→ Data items
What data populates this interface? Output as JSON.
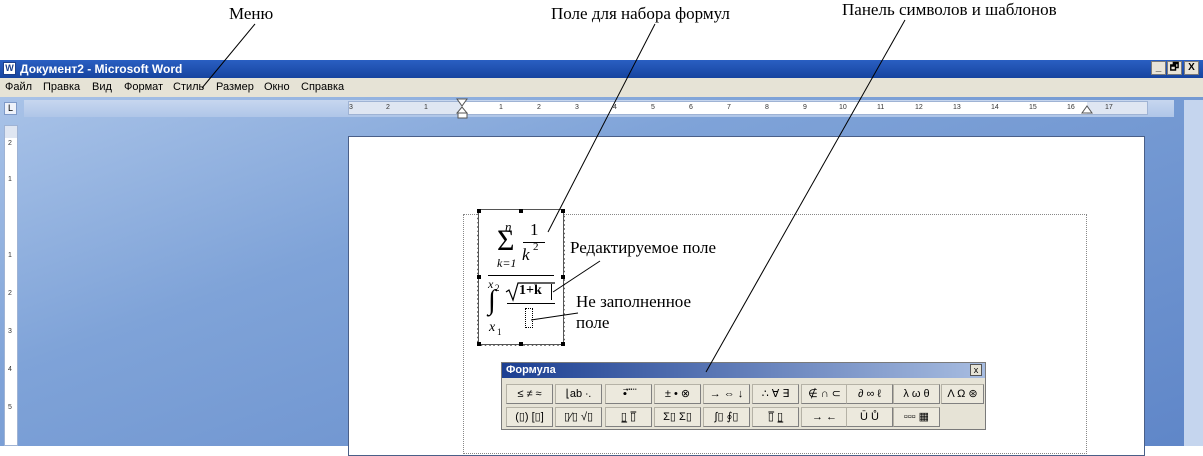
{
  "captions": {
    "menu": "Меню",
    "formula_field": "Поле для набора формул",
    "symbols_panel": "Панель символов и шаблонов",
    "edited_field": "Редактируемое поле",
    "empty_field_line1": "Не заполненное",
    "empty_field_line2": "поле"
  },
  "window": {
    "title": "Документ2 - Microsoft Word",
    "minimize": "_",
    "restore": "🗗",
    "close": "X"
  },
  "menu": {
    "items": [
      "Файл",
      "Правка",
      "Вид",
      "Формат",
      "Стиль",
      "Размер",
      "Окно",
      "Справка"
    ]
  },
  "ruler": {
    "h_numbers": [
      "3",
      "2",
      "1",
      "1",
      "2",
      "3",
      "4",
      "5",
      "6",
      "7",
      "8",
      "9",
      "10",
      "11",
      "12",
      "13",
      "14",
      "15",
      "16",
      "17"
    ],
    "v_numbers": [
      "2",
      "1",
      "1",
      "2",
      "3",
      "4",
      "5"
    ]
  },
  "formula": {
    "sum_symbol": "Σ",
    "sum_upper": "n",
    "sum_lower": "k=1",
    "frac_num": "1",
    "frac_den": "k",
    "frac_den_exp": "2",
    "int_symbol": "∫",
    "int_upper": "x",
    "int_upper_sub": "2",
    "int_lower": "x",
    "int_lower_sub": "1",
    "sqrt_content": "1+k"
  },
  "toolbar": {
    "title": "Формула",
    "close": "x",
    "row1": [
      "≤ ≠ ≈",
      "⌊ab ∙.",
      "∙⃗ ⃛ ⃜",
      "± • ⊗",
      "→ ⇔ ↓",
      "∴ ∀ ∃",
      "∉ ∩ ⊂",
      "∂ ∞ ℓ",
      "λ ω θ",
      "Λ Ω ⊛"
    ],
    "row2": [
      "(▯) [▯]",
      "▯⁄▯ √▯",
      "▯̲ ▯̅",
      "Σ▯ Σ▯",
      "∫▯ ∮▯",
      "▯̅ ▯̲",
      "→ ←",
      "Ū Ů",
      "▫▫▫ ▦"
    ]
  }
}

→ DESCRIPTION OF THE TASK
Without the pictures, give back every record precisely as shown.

→ ANSWER
What data populates this interface? Output as JSON.
{
  "captions": {
    "menu": "Меню",
    "formula_field": "Поле для набора формул",
    "symbols_panel": "Панель символов и шаблонов",
    "edited_field": "Редактируемое поле",
    "empty_field_line1": "Не заполненное",
    "empty_field_line2": "поле"
  },
  "window": {
    "title": "Документ2 - Microsoft Word",
    "minimize": "_",
    "restore": "🗗",
    "close": "X"
  },
  "menu": {
    "items": [
      "Файл",
      "Правка",
      "Вид",
      "Формат",
      "Стиль",
      "Размер",
      "Окно",
      "Справка"
    ]
  },
  "ruler": {
    "h_numbers": [
      "3",
      "2",
      "1",
      "1",
      "2",
      "3",
      "4",
      "5",
      "6",
      "7",
      "8",
      "9",
      "10",
      "11",
      "12",
      "13",
      "14",
      "15",
      "16",
      "17"
    ],
    "v_numbers": [
      "2",
      "1",
      "1",
      "2",
      "3",
      "4",
      "5"
    ]
  },
  "formula": {
    "sum_symbol": "Σ",
    "sum_upper": "n",
    "sum_lower": "k=1",
    "frac_num": "1",
    "frac_den": "k",
    "frac_den_exp": "2",
    "int_symbol": "∫",
    "int_upper": "x",
    "int_upper_sub": "2",
    "int_lower": "x",
    "int_lower_sub": "1",
    "sqrt_content": "1+k"
  },
  "toolbar": {
    "title": "Формула",
    "close": "x",
    "row1": [
      "≤ ≠ ≈",
      "⌊ab ∙.",
      "∙⃗ ⃛ ⃜",
      "± • ⊗",
      "→ ⇔ ↓",
      "∴ ∀ ∃",
      "∉ ∩ ⊂",
      "∂ ∞ ℓ",
      "λ ω θ",
      "Λ Ω ⊛"
    ],
    "row2": [
      "(▯) [▯]",
      "▯⁄▯ √▯",
      "▯̲ ▯̅",
      "Σ▯ Σ▯",
      "∫▯ ∮▯",
      "▯̅ ▯̲",
      "→ ←",
      "Ū Ů",
      "▫▫▫ ▦"
    ]
  }
}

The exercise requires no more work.